[Dataset rows describing interfaces]
- Opening Delimiter -
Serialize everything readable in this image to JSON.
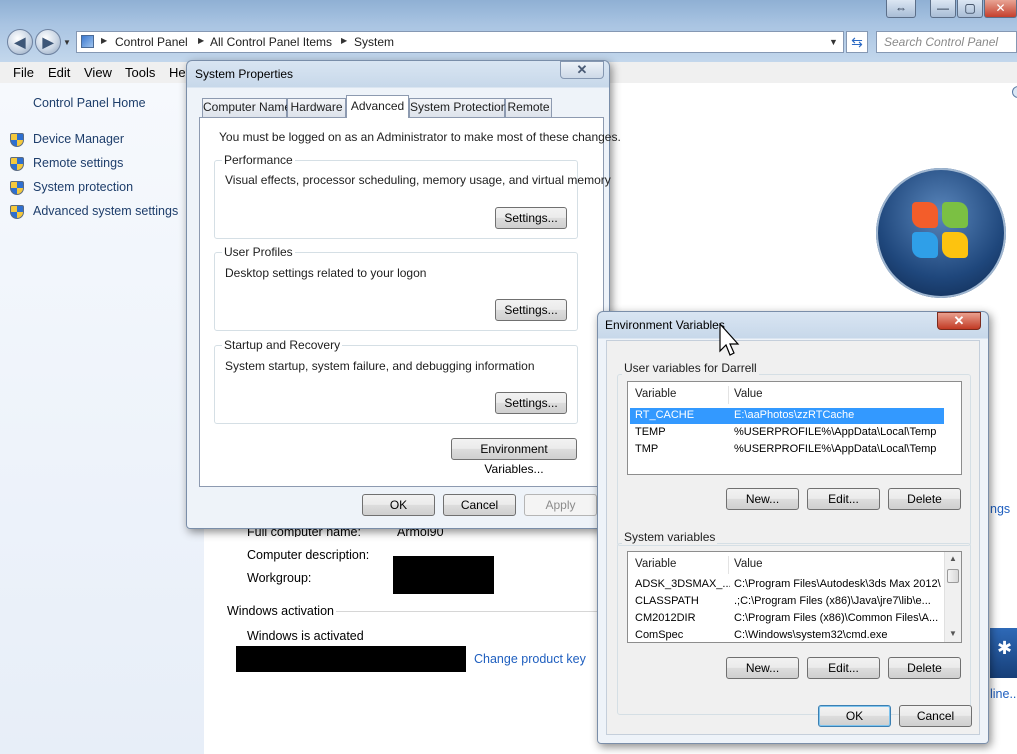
{
  "window": {
    "caption_buttons": {
      "restore": "⇔",
      "minimize": "—",
      "maximize": "▢",
      "close": "✕"
    },
    "nav": {
      "back_icon": "back-arrow-icon",
      "forward_icon": "forward-arrow-icon"
    },
    "breadcrumb": [
      "Control Panel",
      "All Control Panel Items",
      "System"
    ],
    "search_placeholder": "Search Control Panel"
  },
  "menu": [
    "File",
    "Edit",
    "View",
    "Tools",
    "He"
  ],
  "left_nav": {
    "home": "Control Panel Home",
    "links": [
      "Device Manager",
      "Remote settings",
      "System protection",
      "Advanced system settings"
    ]
  },
  "content": {
    "full_computer_name_label": "Full computer name:",
    "full_computer_name_value": "Armol90",
    "computer_description_label": "Computer description:",
    "workgroup_label": "Workgroup:",
    "activation_heading": "Windows activation",
    "activation_status": "Windows is activated",
    "change_key_link": "Change product key",
    "right_fragment_1": "ngs",
    "right_fragment_2": "line.."
  },
  "system_properties": {
    "title": "System Properties",
    "tabs": [
      "Computer Name",
      "Hardware",
      "Advanced",
      "System Protection",
      "Remote"
    ],
    "active_tab": "Advanced",
    "admin_note": "You must be logged on as an Administrator to make most of these changes.",
    "groups": [
      {
        "label": "Performance",
        "description": "Visual effects, processor scheduling, memory usage, and virtual memory",
        "button": "Settings..."
      },
      {
        "label": "User Profiles",
        "description": "Desktop settings related to your logon",
        "button": "Settings..."
      },
      {
        "label": "Startup and Recovery",
        "description": "System startup, system failure, and debugging information",
        "button": "Settings..."
      }
    ],
    "env_button": "Environment Variables...",
    "ok": "OK",
    "cancel": "Cancel",
    "apply": "Apply"
  },
  "env_vars": {
    "title": "Environment Variables",
    "user_section": "User variables for Darrell",
    "columns": [
      "Variable",
      "Value"
    ],
    "user_rows": [
      {
        "variable": "RT_CACHE",
        "value": "E:\\aaPhotos\\zzRTCache",
        "selected": true
      },
      {
        "variable": "TEMP",
        "value": "%USERPROFILE%\\AppData\\Local\\Temp",
        "selected": false
      },
      {
        "variable": "TMP",
        "value": "%USERPROFILE%\\AppData\\Local\\Temp",
        "selected": false
      }
    ],
    "user_buttons": [
      "New...",
      "Edit...",
      "Delete"
    ],
    "system_section": "System variables",
    "system_rows": [
      {
        "variable": "ADSK_3DSMAX_...",
        "value": "C:\\Program Files\\Autodesk\\3ds Max 2012\\"
      },
      {
        "variable": "CLASSPATH",
        "value": ".;C:\\Program Files (x86)\\Java\\jre7\\lib\\e..."
      },
      {
        "variable": "CM2012DIR",
        "value": "C:\\Program Files (x86)\\Common Files\\A..."
      },
      {
        "variable": "ComSpec",
        "value": "C:\\Windows\\system32\\cmd.exe"
      }
    ],
    "system_buttons": [
      "New...",
      "Edit...",
      "Delete"
    ],
    "ok": "OK",
    "cancel": "Cancel"
  }
}
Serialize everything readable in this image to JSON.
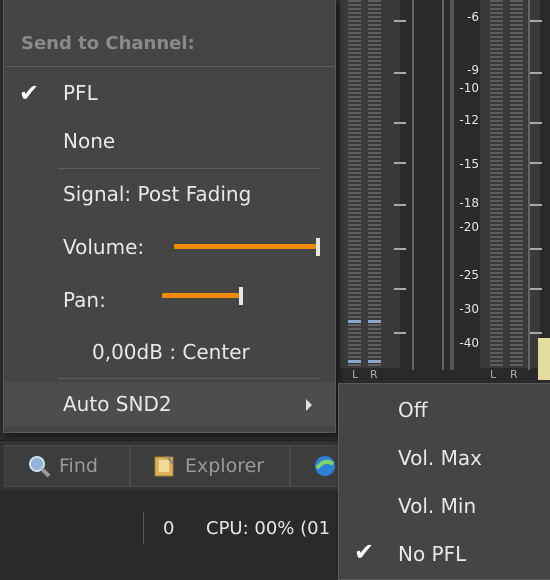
{
  "meters": {
    "db_labels": [
      "-6",
      "-9",
      "-10",
      "-12",
      "-15",
      "-18",
      "-20",
      "-25",
      "-30",
      "-40"
    ],
    "left_meter_channels": [
      "L",
      "R"
    ],
    "right_meter_channels": [
      "L",
      "R"
    ]
  },
  "menu": {
    "header": "Send to Channel:",
    "items": {
      "pfl": "PFL",
      "none": "None",
      "signal": "Signal: Post Fading",
      "volume_label": "Volume:",
      "pan_label": "Pan:",
      "pan_value": "0,00dB : Center",
      "auto_snd2": "Auto SND2"
    },
    "pfl_checked": true,
    "volume_level": 1.0,
    "pan_level": 0.5
  },
  "submenu": {
    "items": [
      "Off",
      "Vol. Max",
      "Vol. Min",
      "No PFL"
    ],
    "checked_index": 3
  },
  "toolbar": {
    "find_label": "Find",
    "explorer_label": "Explorer"
  },
  "status": {
    "count": "0",
    "cpu": "CPU: 00% (01"
  },
  "colors": {
    "accent": "#f08a00",
    "menu_bg": "#454545",
    "meter_highlight": "#8aa6c8"
  }
}
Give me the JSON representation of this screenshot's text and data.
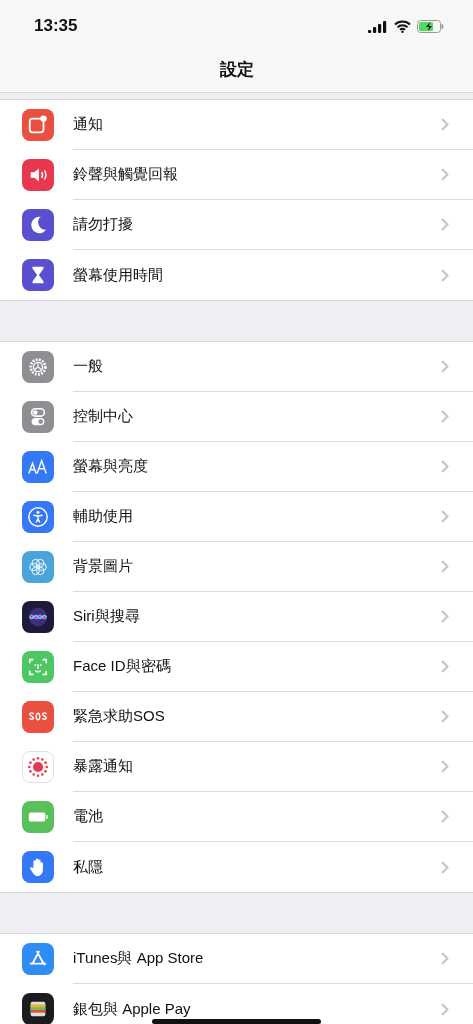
{
  "status_bar": {
    "time": "13:35"
  },
  "nav": {
    "title": "設定"
  },
  "groups": [
    {
      "items": [
        {
          "label": "通知",
          "kind": "notifications",
          "color": "#e9503f"
        },
        {
          "label": "鈴聲與觸覺回報",
          "kind": "sounds",
          "color": "#e8384f"
        },
        {
          "label": "請勿打擾",
          "kind": "moon",
          "color": "#5a4fcf"
        },
        {
          "label": "螢幕使用時間",
          "kind": "hourglass",
          "color": "#5a4fcf"
        }
      ]
    },
    {
      "items": [
        {
          "label": "一般",
          "kind": "gear",
          "color": "#8e8e93"
        },
        {
          "label": "控制中心",
          "kind": "toggles",
          "color": "#8e8e93"
        },
        {
          "label": "螢幕與亮度",
          "kind": "text",
          "color": "#3478f6"
        },
        {
          "label": "輔助使用",
          "kind": "accessibility",
          "color": "#3478f6"
        },
        {
          "label": "背景圖片",
          "kind": "flower",
          "color": "#4aa3d9"
        },
        {
          "label": "Siri與搜尋",
          "kind": "siri",
          "color": "#1c1c3a"
        },
        {
          "label": "Face ID與密碼",
          "kind": "face",
          "color": "#4cc764"
        },
        {
          "label": "緊急求助SOS",
          "kind": "sos",
          "color": "#e9503f"
        },
        {
          "label": "暴露通知",
          "kind": "exposure",
          "color": "#ffffff"
        },
        {
          "label": "電池",
          "kind": "battery",
          "color": "#5ac05a"
        },
        {
          "label": "私隱",
          "kind": "hand",
          "color": "#3478f6"
        }
      ]
    },
    {
      "items": [
        {
          "label": "iTunes與 App Store",
          "kind": "appstore",
          "color": "#2f8cf3"
        },
        {
          "label": "銀包與 Apple Pay",
          "kind": "wallet",
          "color": "#1c1c1e"
        }
      ]
    }
  ]
}
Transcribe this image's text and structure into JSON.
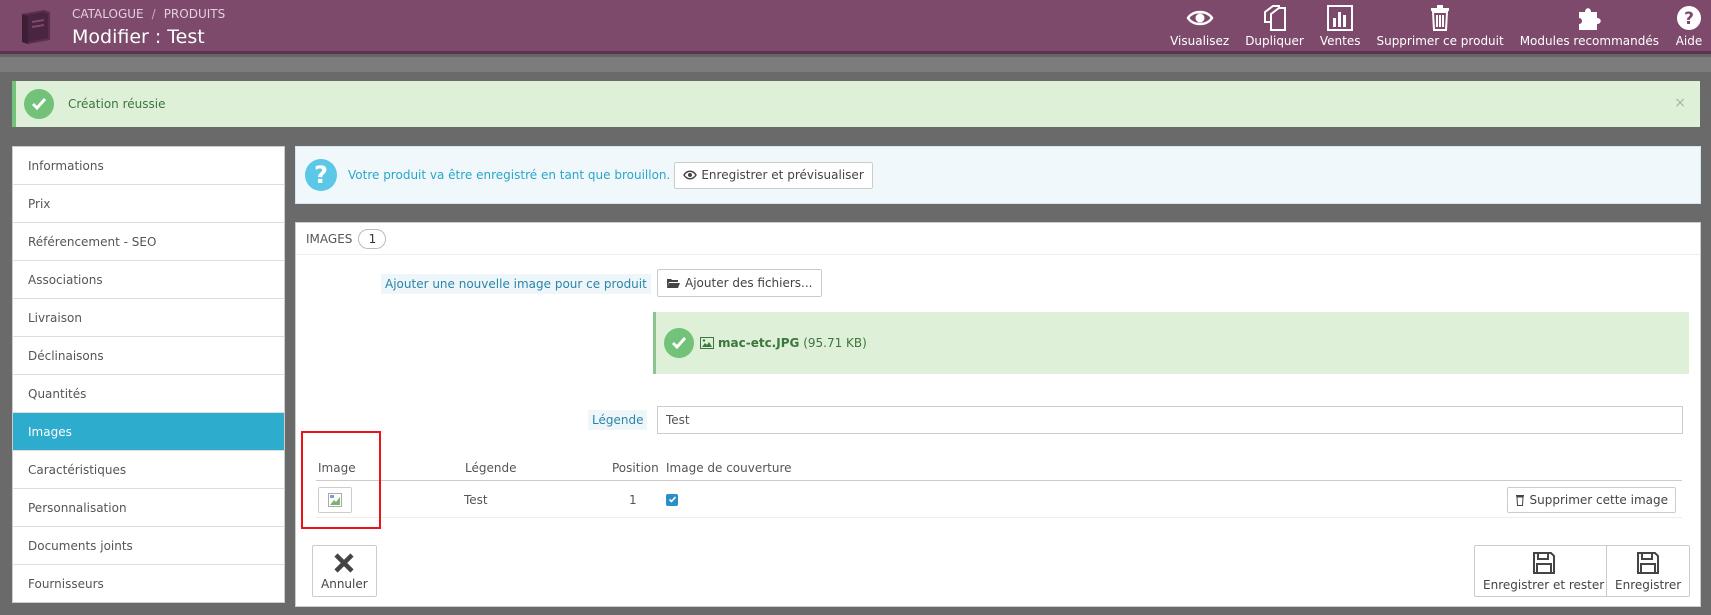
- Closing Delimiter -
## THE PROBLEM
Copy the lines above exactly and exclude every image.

## YOUR RESPONSE
Serialize everything readable in this image to JSON.
{
  "window": {
    "caption_buttons": {
      "restore": "⇔",
      "minimize": "—",
      "maximize": "▢",
      "close": "✕"
    },
    "nav": {
      "back_icon": "back-arrow-icon",
      "forward_icon": "forward-arrow-icon"
    },
    "breadcrumb": [
      "Control Panel",
      "All Control Panel Items",
      "System"
    ],
    "search_placeholder": "Search Control Panel"
  },
  "menu": [
    "File",
    "Edit",
    "View",
    "Tools",
    "He"
  ],
  "left_nav": {
    "home": "Control Panel Home",
    "links": [
      "Device Manager",
      "Remote settings",
      "System protection",
      "Advanced system settings"
    ]
  },
  "content": {
    "full_computer_name_label": "Full computer name:",
    "full_computer_name_value": "Armol90",
    "computer_description_label": "Computer description:",
    "workgroup_label": "Workgroup:",
    "activation_heading": "Windows activation",
    "activation_status": "Windows is activated",
    "change_key_link": "Change product key",
    "right_fragment_1": "ngs",
    "right_fragment_2": "line.."
  },
  "system_properties": {
    "title": "System Properties",
    "tabs": [
      "Computer Name",
      "Hardware",
      "Advanced",
      "System Protection",
      "Remote"
    ],
    "active_tab": "Advanced",
    "admin_note": "You must be logged on as an Administrator to make most of these changes.",
    "groups": [
      {
        "label": "Performance",
        "description": "Visual effects, processor scheduling, memory usage, and virtual memory",
        "button": "Settings..."
      },
      {
        "label": "User Profiles",
        "description": "Desktop settings related to your logon",
        "button": "Settings..."
      },
      {
        "label": "Startup and Recovery",
        "description": "System startup, system failure, and debugging information",
        "button": "Settings..."
      }
    ],
    "env_button": "Environment Variables...",
    "ok": "OK",
    "cancel": "Cancel",
    "apply": "Apply"
  },
  "env_vars": {
    "title": "Environment Variables",
    "user_section": "User variables for Darrell",
    "columns": [
      "Variable",
      "Value"
    ],
    "user_rows": [
      {
        "variable": "RT_CACHE",
        "value": "E:\\aaPhotos\\zzRTCache",
        "selected": true
      },
      {
        "variable": "TEMP",
        "value": "%USERPROFILE%\\AppData\\Local\\Temp",
        "selected": false
      },
      {
        "variable": "TMP",
        "value": "%USERPROFILE%\\AppData\\Local\\Temp",
        "selected": false
      }
    ],
    "user_buttons": [
      "New...",
      "Edit...",
      "Delete"
    ],
    "system_section": "System variables",
    "system_rows": [
      {
        "variable": "ADSK_3DSMAX_...",
        "value": "C:\\Program Files\\Autodesk\\3ds Max 2012\\"
      },
      {
        "variable": "CLASSPATH",
        "value": ".;C:\\Program Files (x86)\\Java\\jre7\\lib\\e..."
      },
      {
        "variable": "CM2012DIR",
        "value": "C:\\Program Files (x86)\\Common Files\\A..."
      },
      {
        "variable": "ComSpec",
        "value": "C:\\Windows\\system32\\cmd.exe"
      }
    ],
    "system_buttons": [
      "New...",
      "Edit...",
      "Delete"
    ],
    "ok": "OK",
    "cancel": "Cancel"
  }
}
Serialize everything readable in this image to JSON.
{
  "meters": {
    "db_labels": [
      "-6",
      "-9",
      "-10",
      "-12",
      "-15",
      "-18",
      "-20",
      "-25",
      "-30",
      "-40"
    ],
    "left_meter_channels": [
      "L",
      "R"
    ],
    "right_meter_channels": [
      "L",
      "R"
    ]
  },
  "menu": {
    "header": "Send to Channel:",
    "items": {
      "pfl": "PFL",
      "none": "None",
      "signal": "Signal: Post Fading",
      "volume_label": "Volume:",
      "pan_label": "Pan:",
      "pan_value": "0,00dB : Center",
      "auto_snd2": "Auto SND2"
    },
    "pfl_checked": true,
    "volume_level": 1.0,
    "pan_level": 0.5
  },
  "submenu": {
    "items": [
      "Off",
      "Vol. Max",
      "Vol. Min",
      "No PFL"
    ],
    "checked_index": 3
  },
  "toolbar": {
    "find_label": "Find",
    "explorer_label": "Explorer"
  },
  "status": {
    "count": "0",
    "cpu": "CPU: 00% (01"
  },
  "colors": {
    "accent": "#f08a00",
    "menu_bg": "#454545",
    "meter_highlight": "#8aa6c8"
  }
}
Give me the JSON representation of this screenshot's text and data.
{
  "status_bar": {
    "time": "13:35"
  },
  "nav": {
    "title": "設定"
  },
  "groups": [
    {
      "items": [
        {
          "label": "通知",
          "kind": "notifications",
          "color": "#e9503f"
        },
        {
          "label": "鈴聲與觸覺回報",
          "kind": "sounds",
          "color": "#e8384f"
        },
        {
          "label": "請勿打擾",
          "kind": "moon",
          "color": "#5a4fcf"
        },
        {
          "label": "螢幕使用時間",
          "kind": "hourglass",
          "color": "#5a4fcf"
        }
      ]
    },
    {
      "items": [
        {
          "label": "一般",
          "kind": "gear",
          "color": "#8e8e93"
        },
        {
          "label": "控制中心",
          "kind": "toggles",
          "color": "#8e8e93"
        },
        {
          "label": "螢幕與亮度",
          "kind": "text",
          "color": "#3478f6"
        },
        {
          "label": "輔助使用",
          "kind": "accessibility",
          "color": "#3478f6"
        },
        {
          "label": "背景圖片",
          "kind": "flower",
          "color": "#4aa3d9"
        },
        {
          "label": "Siri與搜尋",
          "kind": "siri",
          "color": "#1c1c3a"
        },
        {
          "label": "Face ID與密碼",
          "kind": "face",
          "color": "#4cc764"
        },
        {
          "label": "緊急求助SOS",
          "kind": "sos",
          "color": "#e9503f"
        },
        {
          "label": "暴露通知",
          "kind": "exposure",
          "color": "#ffffff"
        },
        {
          "label": "電池",
          "kind": "battery",
          "color": "#5ac05a"
        },
        {
          "label": "私隱",
          "kind": "hand",
          "color": "#3478f6"
        }
      ]
    },
    {
      "items": [
        {
          "label": "iTunes與 App Store",
          "kind": "appstore",
          "color": "#2f8cf3"
        },
        {
          "label": "銀包與 Apple Pay",
          "kind": "wallet",
          "color": "#1c1c1e"
        }
      ]
    }
  ]
}
Transcribe this image's text and structure into JSON.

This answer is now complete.